The Paris Framework Convention on Climate Change (UNFCCC) 1 was announced as a decisive step in the global response to the threat of climate change. The long-term goal of temperature is to keep the increase in global average temperature well below 2 degrees Celsius and to limit it to 1.5 degrees Celsius above pre-industrial levels. This climate objective is accompanied by a legally binding revision architecture in which countries submit national climate plans every five years (although commitments are not legally binding) 2,3. These nationally defined contributions cover aspects of mitigation and adaptation, as well as issues related to means of implementation (e.g. B capacity building, international financing and technology transfer), comparability and equity, or sometimes links to sustainable development4. Alternating with the NdC`s five-year bidding cycle, the parties to the Paris Agreement will carry out regular inventories of implementation progress. These inventories assess the common progress made in achieving the objectives of the agreement and the Paris Agreement expressly stresses that they are being carried out taking into account the best available scientific knowledge. Fifty-five countries, or enough to increase global emissions to 55%, were needed before the agreement could enter into force. J.R., M.M.
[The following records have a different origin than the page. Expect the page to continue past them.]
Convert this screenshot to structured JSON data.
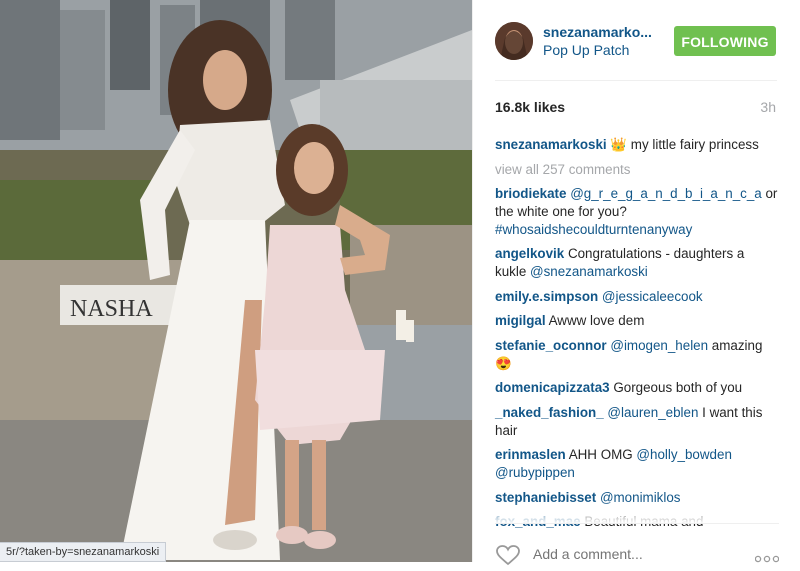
{
  "status_url": "5r/?taken-by=snezanamarkoski",
  "post": {
    "username": "snezanamarko...",
    "location": "Pop Up Patch",
    "follow_label": "FOLLOWING",
    "likes": "16.8k likes",
    "time": "3h",
    "caption_user": "snezanamarkoski",
    "caption_emoji": "👑",
    "caption_text": " my little fairy princess",
    "view_all": "view all 257 comments",
    "photo_sign": "NASHA"
  },
  "comments": [
    {
      "user": "briodiekate",
      "mention": "@g_r_e_g_a_n_d_b_i_a_n_c_a",
      "text": " or the white one for you? ",
      "tag": "#whosaidshecouldturntenanyway"
    },
    {
      "user": "angelkovik",
      "text": " Congratulations - daughters a kukle ",
      "mention2": "@snezanamarkoski"
    },
    {
      "user": "emily.e.simpson",
      "mention": " @jessicaleecook"
    },
    {
      "user": "migilgal",
      "text": " Awww love dem"
    },
    {
      "user": "stefanie_oconnor",
      "mention": " @imogen_helen",
      "text": " amazing 😍"
    },
    {
      "user": "domenicapizzata3",
      "text": " Gorgeous both of you"
    },
    {
      "user": "_naked_fashion_",
      "mention": " @lauren_eblen",
      "text": " I want this hair"
    },
    {
      "user": "erinmaslen",
      "text": " AHH OMG ",
      "mention2": "@holly_bowden @rubypippen"
    },
    {
      "user": "stephaniebisset",
      "mention": " @monimiklos"
    },
    {
      "user": "fox_and_mae",
      "text": " Beautiful mama and"
    }
  ],
  "footer": {
    "add_comment_placeholder": "Add a comment..."
  },
  "icons": {
    "heart": "heart-icon",
    "more": "more-options-icon"
  },
  "colors": {
    "follow_green": "#70c050",
    "link_blue": "#125688"
  }
}
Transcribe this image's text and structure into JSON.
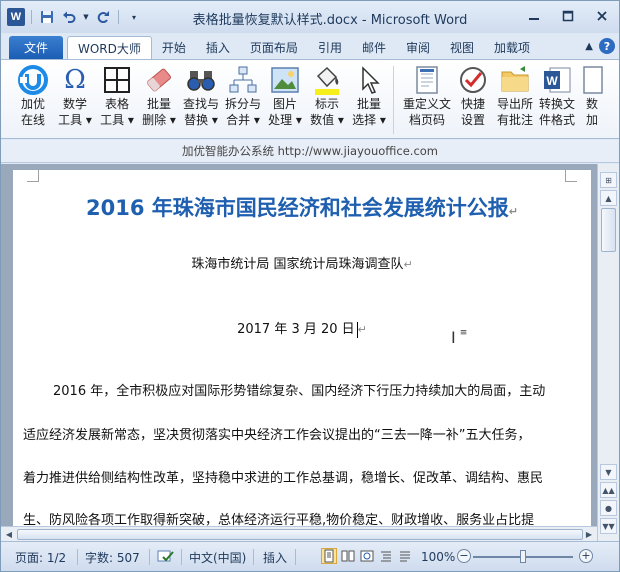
{
  "window": {
    "title": "表格批量恢复默认样式.docx - Microsoft Word",
    "app_icon": "W"
  },
  "tabs": {
    "file": "文件",
    "items": [
      "WORD大师",
      "开始",
      "插入",
      "页面布局",
      "引用",
      "邮件",
      "审阅",
      "视图",
      "加载项"
    ],
    "active": "WORD大师"
  },
  "ribbon": {
    "buttons": [
      {
        "line1": "加优",
        "line2": "在线",
        "icon": "jiayou-logo-icon"
      },
      {
        "line1": "数学",
        "line2": "工具 ▾",
        "icon": "omega-icon"
      },
      {
        "line1": "表格",
        "line2": "工具 ▾",
        "icon": "table-grid-icon"
      },
      {
        "line1": "批量",
        "line2": "删除 ▾",
        "icon": "eraser-icon"
      },
      {
        "line1": "查找与",
        "line2": "替换 ▾",
        "icon": "binoculars-icon"
      },
      {
        "line1": "拆分与",
        "line2": "合并 ▾",
        "icon": "hierarchy-icon"
      },
      {
        "line1": "图片",
        "line2": "处理 ▾",
        "icon": "picture-icon"
      },
      {
        "line1": "标示",
        "line2": "数值 ▾",
        "icon": "paint-bucket-icon"
      },
      {
        "line1": "批量",
        "line2": "选择 ▾",
        "icon": "cursor-arrow-icon"
      },
      {
        "line1": "重定义文",
        "line2": "档页码",
        "icon": "document-icon"
      },
      {
        "line1": "快捷",
        "line2": "设置",
        "icon": "checkmark-gauge-icon"
      },
      {
        "line1": "导出所",
        "line2": "有批注",
        "icon": "folder-icon"
      },
      {
        "line1": "转换文",
        "line2": "件格式",
        "icon": "word-document-icon"
      },
      {
        "line1": "数",
        "line2": "加",
        "icon": "document-icon"
      }
    ]
  },
  "webbar": {
    "text": "加优智能办公系统   http://www.jiayouoffice.com"
  },
  "document": {
    "title": "2016 年珠海市国民经济和社会发展统计公报",
    "author": "珠海市统计局  国家统计局珠海调查队",
    "date": "2017 年 3 月 20 日",
    "paragraph_lines": [
      "2016 年，全市积极应对国际形势错综复杂、国内经济下行压力持续加大的局面，主动",
      "适应经济发展新常态，坚决贯彻落实中央经济工作会议提出的“三去一降一补”五大任务，",
      "着力推进供给侧结构性改革，坚持稳中求进的工作总基调，稳增长、促改革、调结构、惠民",
      "生、防风险各项工作取得新突破，总体经济运行平稳,物价稳定、财政增收、服务业占比提"
    ],
    "para_mark": "↵"
  },
  "status": {
    "page": "页面: 1/2",
    "words": "字数: 507",
    "language": "中文(中国)",
    "mode": "插入",
    "zoom": "100%",
    "zoom_level_fraction": 0.5
  },
  "colors": {
    "title_blue": "#1f5fb0",
    "file_tab": "#2b6cc4"
  }
}
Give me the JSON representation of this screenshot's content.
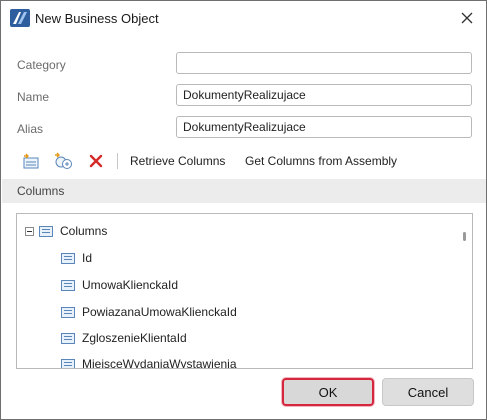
{
  "window": {
    "title": "New Business Object",
    "icon": "app-logo-icon"
  },
  "form": {
    "category": {
      "label": "Category",
      "value": "",
      "placeholder": ""
    },
    "name": {
      "label": "Name",
      "value": "DokumentyRealizujace"
    },
    "alias": {
      "label": "Alias",
      "value": "DokumentyRealizujace"
    }
  },
  "toolbar": {
    "icons": [
      "add-column-icon",
      "add-calculated-column-icon",
      "delete-icon"
    ],
    "retrieve_label": "Retrieve Columns",
    "assembly_label": "Get Columns from Assembly"
  },
  "columns_section": {
    "title": "Columns",
    "root_label": "Columns",
    "items": [
      {
        "label": "Id"
      },
      {
        "label": "UmowaKlienckaId"
      },
      {
        "label": "PowiazanaUmowaKlienckaId"
      },
      {
        "label": "ZgloszenieKlientaId"
      },
      {
        "label": "MiejsceWydaniaWystawienia"
      }
    ]
  },
  "buttons": {
    "ok_label": "OK",
    "cancel_label": "Cancel"
  },
  "colors": {
    "accent": "#d7263d",
    "delete": "#d42a2a",
    "icon_blue": "#5a86b8"
  }
}
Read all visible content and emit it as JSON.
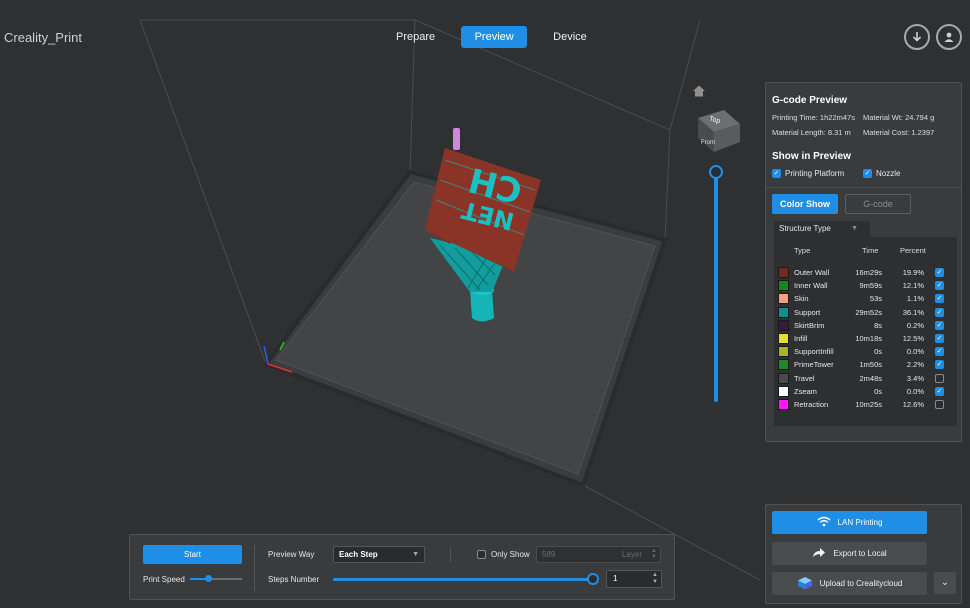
{
  "app": {
    "title": "Creality_Print"
  },
  "tabs": [
    {
      "label": "Prepare",
      "active": false
    },
    {
      "label": "Preview",
      "active": true
    },
    {
      "label": "Device",
      "active": false
    }
  ],
  "header_icons": [
    "download-icon",
    "user-icon"
  ],
  "viewcube": {
    "top_label": "Top",
    "front_label": "Front"
  },
  "model_text": {
    "line1": "CH",
    "line2": "NET"
  },
  "gcode_preview": {
    "title": "G-code Preview",
    "printing_time": "Printing Time: 1h22m47s",
    "material_wt": "Material Wt: 24.794 g",
    "material_length": "Material Length: 8.31 m",
    "material_cost": "Material Cost: 1.2397"
  },
  "show_in_preview": {
    "title": "Show in Preview",
    "printing_platform": {
      "label": "Printing Platform",
      "checked": true
    },
    "nozzle": {
      "label": "Nozzle",
      "checked": true
    }
  },
  "color_show_button": "Color Show",
  "gcode_button": "G-code",
  "structure_type": {
    "label": "Structure Type",
    "headers": {
      "type": "Type",
      "time": "Time",
      "percent": "Percent"
    },
    "rows": [
      {
        "color": "#6e2b22",
        "name": "Outer Wall",
        "time": "16m29s",
        "percent": "19.9%",
        "checked": true
      },
      {
        "color": "#0f8a17",
        "name": "Inner Wall",
        "time": "9m59s",
        "percent": "12.1%",
        "checked": true
      },
      {
        "color": "#f2a07e",
        "name": "Skin",
        "time": "53s",
        "percent": "1.1%",
        "checked": true
      },
      {
        "color": "#0f8f8f",
        "name": "Support",
        "time": "29m52s",
        "percent": "36.1%",
        "checked": true
      },
      {
        "color": "#3b1a3f",
        "name": "SkirtBrim",
        "time": "8s",
        "percent": "0.2%",
        "checked": true
      },
      {
        "color": "#e2e22a",
        "name": "Infill",
        "time": "10m18s",
        "percent": "12.5%",
        "checked": true
      },
      {
        "color": "#a9b51b",
        "name": "SupportInfill",
        "time": "0s",
        "percent": "0.0%",
        "checked": true
      },
      {
        "color": "#1e8a26",
        "name": "PrimeTower",
        "time": "1m50s",
        "percent": "2.2%",
        "checked": true
      },
      {
        "color": "#4a4a4a",
        "name": "Travel",
        "time": "2m48s",
        "percent": "3.4%",
        "checked": false
      },
      {
        "color": "#ffffff",
        "name": "Zseam",
        "time": "0s",
        "percent": "0.0%",
        "checked": true
      },
      {
        "color": "#ff18ff",
        "name": "Retraction",
        "time": "10m25s",
        "percent": "12.6%",
        "checked": false
      }
    ]
  },
  "playback": {
    "start_label": "Start",
    "print_speed_label": "Print Speed",
    "preview_way_label": "Preview Way",
    "preview_way_value": "Each Step",
    "only_show_label": "Only Show",
    "only_show_checked": false,
    "layer_value": "589",
    "layer_unit": "Layer",
    "steps_number_label": "Steps Number",
    "steps_value": "1"
  },
  "actions": {
    "lan_printing": "LAN Printing",
    "export_local": "Export to Local",
    "upload_cloud": "Upload to Crealitycloud"
  },
  "colors": {
    "accent": "#1f8ee6",
    "background": "#2f3032",
    "panel": "#3a3b3d"
  }
}
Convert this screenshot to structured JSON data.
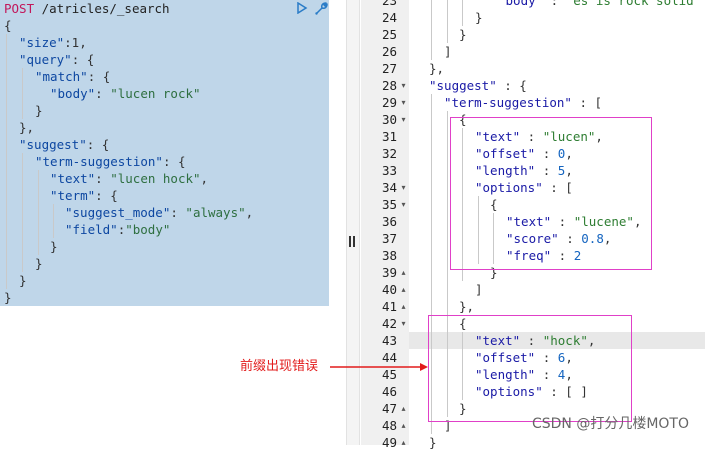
{
  "request": {
    "method": "POST",
    "path": " /atricles/_search",
    "lines": {
      "l2": "{",
      "l3_key": "\"size\"",
      "l3_rest": ":1,",
      "l4_key": "\"query\"",
      "l4_rest": ": {",
      "l5_key": "\"match\"",
      "l5_rest": ": {",
      "l6_key": "\"body\"",
      "l6_sep": ": ",
      "l6_val": "\"lucen rock\"",
      "l7": "}",
      "l8": "},",
      "l9_key": "\"suggest\"",
      "l9_rest": ": {",
      "l10_key": "\"term-suggestion\"",
      "l10_rest": ": {",
      "l11_key": "\"text\"",
      "l11_sep": ": ",
      "l11_val": "\"lucen hock\"",
      "l11_end": ",",
      "l12_key": "\"term\"",
      "l12_rest": ": {",
      "l13_key": "\"suggest_mode\"",
      "l13_sep": ": ",
      "l13_val": "\"always\"",
      "l13_end": ",",
      "l14_key": "\"field\"",
      "l14_sep": ":",
      "l14_val": "\"body\"",
      "l15": "}",
      "l16": "}",
      "l17": "}",
      "l18": "}"
    }
  },
  "response": {
    "line_numbers": [
      "23",
      "24",
      "25",
      "26",
      "27",
      "28",
      "29",
      "30",
      "31",
      "32",
      "33",
      "34",
      "35",
      "36",
      "37",
      "38",
      "39",
      "40",
      "41",
      "42",
      "43",
      "44",
      "45",
      "46",
      "47",
      "48",
      "49"
    ],
    "lines": {
      "r23_key": "\"body\"",
      "r23_sep": " : ",
      "r23_val": "\"es is rock solid\"",
      "r24": "}",
      "r25": "}",
      "r26": "]",
      "r27": "},",
      "r28_key": "\"suggest\"",
      "r28_rest": " : {",
      "r29_key": "\"term-suggestion\"",
      "r29_rest": " : [",
      "r30": "{",
      "r31_key": "\"text\"",
      "r31_sep": " : ",
      "r31_val": "\"lucen\"",
      "r31_end": ",",
      "r32_key": "\"offset\"",
      "r32_sep": " : ",
      "r32_val": "0",
      "r32_end": ",",
      "r33_key": "\"length\"",
      "r33_sep": " : ",
      "r33_val": "5",
      "r33_end": ",",
      "r34_key": "\"options\"",
      "r34_rest": " : [",
      "r35": "{",
      "r36_key": "\"text\"",
      "r36_sep": " : ",
      "r36_val": "\"lucene\"",
      "r36_end": ",",
      "r37_key": "\"score\"",
      "r37_sep": " : ",
      "r37_val": "0.8",
      "r37_end": ",",
      "r38_key": "\"freq\"",
      "r38_sep": " : ",
      "r38_val": "2",
      "r39": "}",
      "r40": "]",
      "r41": "},",
      "r42": "{",
      "r43_key": "\"text\"",
      "r43_sep": " : ",
      "r43_val": "\"hock\"",
      "r43_end": ",",
      "r44_key": "\"offset\"",
      "r44_sep": " : ",
      "r44_val": "6",
      "r44_end": ",",
      "r45_key": "\"length\"",
      "r45_sep": " : ",
      "r45_val": "4",
      "r45_end": ",",
      "r46_key": "\"options\"",
      "r46_rest": " : [ ]",
      "r47": "}",
      "r48": "]",
      "r49": "}"
    }
  },
  "annotation": {
    "label": "前缀出现错误"
  },
  "watermark": "CSDN @打分几楼MOTO",
  "icons": {
    "run": "play-icon",
    "settings": "wrench-icon",
    "divider": "resize-handle-icon"
  },
  "colors": {
    "request_bg": "#bfd6e9",
    "method": "#c2185b",
    "callout": "#e040c8",
    "annotation": "#e21b1b"
  }
}
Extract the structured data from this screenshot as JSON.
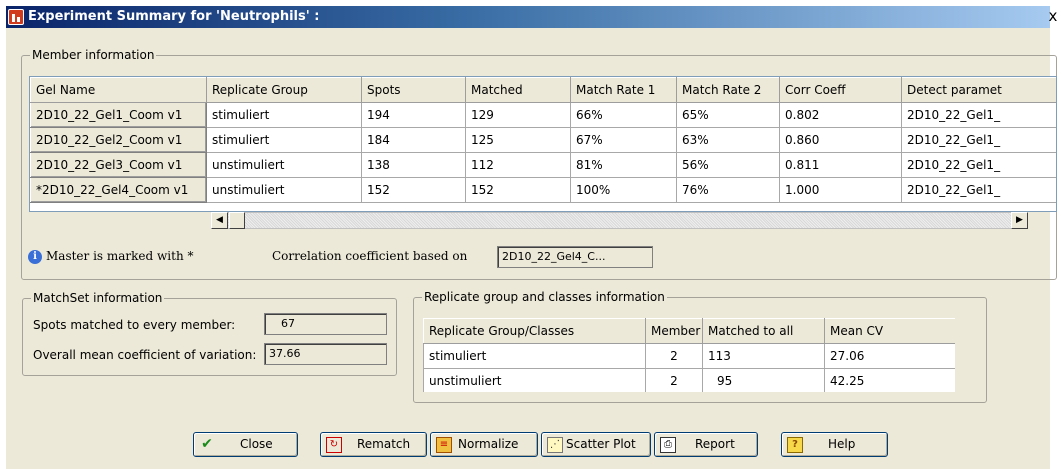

and K.R. designed the research. O.F. led the implementation and documentation of NDCs in IAM IIASA with contributions from J.J.J.Z. and all other authors. V.K. established the data for the assessment of ambiguities in the energy bill. J.R. analyzed the results of the modeling, directed the writing of the paper and created all the numbers.
All authors contributed to the discussion and interpretation of the results. In order to study the influence of the six dimensions of uncertainty listed in Table 1, a draft scenario was implemented, including all possible combinations between interpretations of the dimension of uncertainty. Figure 1 shows the draft scenario that leads to 144 unique interpretations of the NDC. The general modeling structure and approach are presented in Figure 5. The influence of a certain dimension of uncertainty is defined as the difference between the pairs of scenarios that are exactly the same in all but one dimension.